In monsoon Factor 1 explaining 46.95% of the total variance had strong positive loadings (> 0.80) for Sodium, Lead, Sulphate, Magnesium, Iron, Aluminum, Calcium, Chromium. Factor 2 accounts for 23.8% and have strong positive loadings (> 0.70) on Potassium, Chlorine, and hardness and moderate positive loadings on pH and Silicon. Factor 3 accounts for 17.82% of the total variance and shows positive loadings for EC and alkalinity. Factor 4 accounts for 11.3% of the total variance.
For post monsoon 4 factors were obtained through factor analysis, Factor 1 accounted for 40.76% of the total variance and have strong positive loadings with EC, alkalinity, TDS, Sodium, Sulphate, Calcium and Chromium. Factor 2 accounts for 28.79% of the total variance, with positive loadings on Aluminum, Sulphate, Chlorine, and hardness, Lead, Sodium and TDS. Factors 3 correspond to 18.18% of the total variance and have positive loadings on Calcium, Silicon, Aluminum, Iron and hardness. Factor 4 accounts for 12.25% of the total variance and have positive loadings on Silicon, Potassium, Chlorine and hardness.
Spatio-temporal variation of the water chemistry of the Brahmaputra River was studied by measuring the physicochemical parameters carried out over a period of 1 year (monsoon and post-monsoon seasons). Though such studies were carried out in the past but none of the studies had recorded both monsoon and post monsoon variations within a year and some studies  were carried out more than a decade earlier.
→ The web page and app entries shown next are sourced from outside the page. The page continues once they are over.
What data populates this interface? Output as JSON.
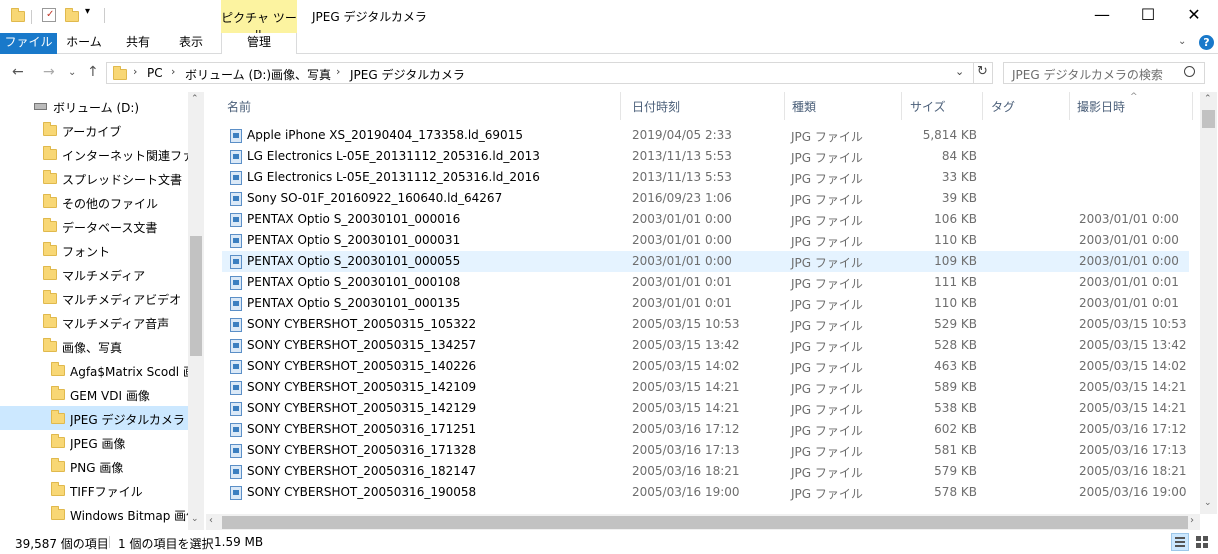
{
  "window": {
    "title": "JPEG デジタルカメラ",
    "context_tab": "ピクチャ ツール",
    "minimize_icon": "minimize-icon",
    "maximize_icon": "maximize-icon",
    "close_icon": "close-icon"
  },
  "ribbon": {
    "tabs": [
      "ファイル",
      "ホーム",
      "共有",
      "表示"
    ],
    "context_tab_label": "管理"
  },
  "nav": {
    "breadcrumb": [
      "PC",
      "ボリューム (D:)",
      "画像、写真",
      "JPEG デジタルカメラ"
    ],
    "search_placeholder": "JPEG デジタルカメラの検索"
  },
  "tree": [
    {
      "label": "ボリューム (D:)",
      "icon": "drive-icon",
      "indent": 1
    },
    {
      "label": "アーカイブ",
      "icon": "folder-icon",
      "indent": 2
    },
    {
      "label": "インターネット関連ファイル",
      "icon": "folder-icon",
      "indent": 2
    },
    {
      "label": "スプレッドシート文書",
      "icon": "folder-icon",
      "indent": 2
    },
    {
      "label": "その他のファイル",
      "icon": "folder-icon",
      "indent": 2
    },
    {
      "label": "データベース文書",
      "icon": "folder-icon",
      "indent": 2
    },
    {
      "label": "フォント",
      "icon": "folder-icon",
      "indent": 2
    },
    {
      "label": "マルチメディア",
      "icon": "folder-icon",
      "indent": 2
    },
    {
      "label": "マルチメディアビデオ",
      "icon": "folder-icon",
      "indent": 2
    },
    {
      "label": "マルチメディア音声",
      "icon": "folder-icon",
      "indent": 2
    },
    {
      "label": "画像、写真",
      "icon": "folder-icon",
      "indent": 2
    },
    {
      "label": "Agfa$Matrix Scodl 画像",
      "icon": "folder-icon",
      "indent": 3
    },
    {
      "label": "GEM VDI 画像",
      "icon": "folder-icon",
      "indent": 3
    },
    {
      "label": "JPEG デジタルカメラ",
      "icon": "folder-icon",
      "indent": 3,
      "selected": true
    },
    {
      "label": "JPEG 画像",
      "icon": "folder-icon",
      "indent": 3
    },
    {
      "label": "PNG 画像",
      "icon": "folder-icon",
      "indent": 3
    },
    {
      "label": "TIFFファイル",
      "icon": "folder-icon",
      "indent": 3
    },
    {
      "label": "Windows Bitmap 画像",
      "icon": "folder-icon",
      "indent": 3
    }
  ],
  "columns": [
    "名前",
    "日付時刻",
    "種類",
    "サイズ",
    "タグ",
    "撮影日時"
  ],
  "files": [
    {
      "name": "Apple iPhone XS_20190404_173358.ld_69015",
      "date": "2019/04/05 2:33",
      "type": "JPG ファイル",
      "size": "5,814 KB",
      "shot": ""
    },
    {
      "name": "LG Electronics L-05E_20131112_205316.ld_2013",
      "date": "2013/11/13 5:53",
      "type": "JPG ファイル",
      "size": "84 KB",
      "shot": ""
    },
    {
      "name": "LG Electronics L-05E_20131112_205316.ld_2016",
      "date": "2013/11/13 5:53",
      "type": "JPG ファイル",
      "size": "33 KB",
      "shot": ""
    },
    {
      "name": "Sony SO-01F_20160922_160640.ld_64267",
      "date": "2016/09/23 1:06",
      "type": "JPG ファイル",
      "size": "39 KB",
      "shot": ""
    },
    {
      "name": "PENTAX Optio S_20030101_000016",
      "date": "2003/01/01 0:00",
      "type": "JPG ファイル",
      "size": "106 KB",
      "shot": "2003/01/01 0:00"
    },
    {
      "name": "PENTAX Optio S_20030101_000031",
      "date": "2003/01/01 0:00",
      "type": "JPG ファイル",
      "size": "110 KB",
      "shot": "2003/01/01 0:00"
    },
    {
      "name": "PENTAX Optio S_20030101_000055",
      "date": "2003/01/01 0:00",
      "type": "JPG ファイル",
      "size": "109 KB",
      "shot": "2003/01/01 0:00",
      "selected": true
    },
    {
      "name": "PENTAX Optio S_20030101_000108",
      "date": "2003/01/01 0:01",
      "type": "JPG ファイル",
      "size": "111 KB",
      "shot": "2003/01/01 0:01"
    },
    {
      "name": "PENTAX Optio S_20030101_000135",
      "date": "2003/01/01 0:01",
      "type": "JPG ファイル",
      "size": "110 KB",
      "shot": "2003/01/01 0:01"
    },
    {
      "name": "SONY CYBERSHOT_20050315_105322",
      "date": "2005/03/15 10:53",
      "type": "JPG ファイル",
      "size": "529 KB",
      "shot": "2005/03/15 10:53"
    },
    {
      "name": "SONY CYBERSHOT_20050315_134257",
      "date": "2005/03/15 13:42",
      "type": "JPG ファイル",
      "size": "528 KB",
      "shot": "2005/03/15 13:42"
    },
    {
      "name": "SONY CYBERSHOT_20050315_140226",
      "date": "2005/03/15 14:02",
      "type": "JPG ファイル",
      "size": "463 KB",
      "shot": "2005/03/15 14:02"
    },
    {
      "name": "SONY CYBERSHOT_20050315_142109",
      "date": "2005/03/15 14:21",
      "type": "JPG ファイル",
      "size": "589 KB",
      "shot": "2005/03/15 14:21"
    },
    {
      "name": "SONY CYBERSHOT_20050315_142129",
      "date": "2005/03/15 14:21",
      "type": "JPG ファイル",
      "size": "538 KB",
      "shot": "2005/03/15 14:21"
    },
    {
      "name": "SONY CYBERSHOT_20050316_171251",
      "date": "2005/03/16 17:12",
      "type": "JPG ファイル",
      "size": "602 KB",
      "shot": "2005/03/16 17:12"
    },
    {
      "name": "SONY CYBERSHOT_20050316_171328",
      "date": "2005/03/16 17:13",
      "type": "JPG ファイル",
      "size": "581 KB",
      "shot": "2005/03/16 17:13"
    },
    {
      "name": "SONY CYBERSHOT_20050316_182147",
      "date": "2005/03/16 18:21",
      "type": "JPG ファイル",
      "size": "579 KB",
      "shot": "2005/03/16 18:21"
    },
    {
      "name": "SONY CYBERSHOT_20050316_190058",
      "date": "2005/03/16 19:00",
      "type": "JPG ファイル",
      "size": "578 KB",
      "shot": "2005/03/16 19:00"
    }
  ],
  "status": {
    "item_count": "39,587 個の項目",
    "selection": "1 個の項目を選択",
    "selection_size": "1.59 MB"
  }
}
It was observed that there is a strong seasonal variability in cation and anion concentrations. The plots of TDS vs. (Na + K)/(Ca + Na + K) and TDS vs. indicate that rock weathering is the main process
Figure 4. Ternary plot of Cations in water samples in (a) Monsoon and (b) Post Monsoon seasons.
Table 4. (a) Factor analysis of parameters in monsoon; (b) Factor analysis of parameters in post monsoon.
controlling the chemistry of water in the Brahmaputra River. Higher concentration of Calcium and Bicarbonate suggest chemical weathering of carbonates is the predominant process resulting in the production of these ions. From the ternary plot it was found that most of the samples fall towards the Ca apex indicating the dominance of Ca in the cation budget of the Brahmaputra. On the anion plot the samples cluster towards. A preliminary inference from these distributions is that a major source of dissolved cations to the water is carbonate weathering which is in accordance with the earlier study by  .
The authors are thankful to the staff of Department of Environmental Science, Tezpur University for helping in carrying out all the analysis.
 Sarin, M.M., Krishnaswami, S., Dilli, K., Somayajulu, B.L.K. and Moore, W.S. (1989) Major Ion Chemistry of the Ganga-Brahmaputra River System: Weathering Processes and Fluxes to the Bay of Bengal. Geochimica et Cosmochimica Acta, 53, 997-1009.
 Singh, S.K., Sarin, M.M. and France-Lanord, C. (2005) Chemical Erosion in the Eastern Himalaya: Major Ion Composition of the Brahmaputra and δ13C of Dissolved Inorganic Carbon. Geochimica et Cosmochimica Acta, 69, 3573-3588.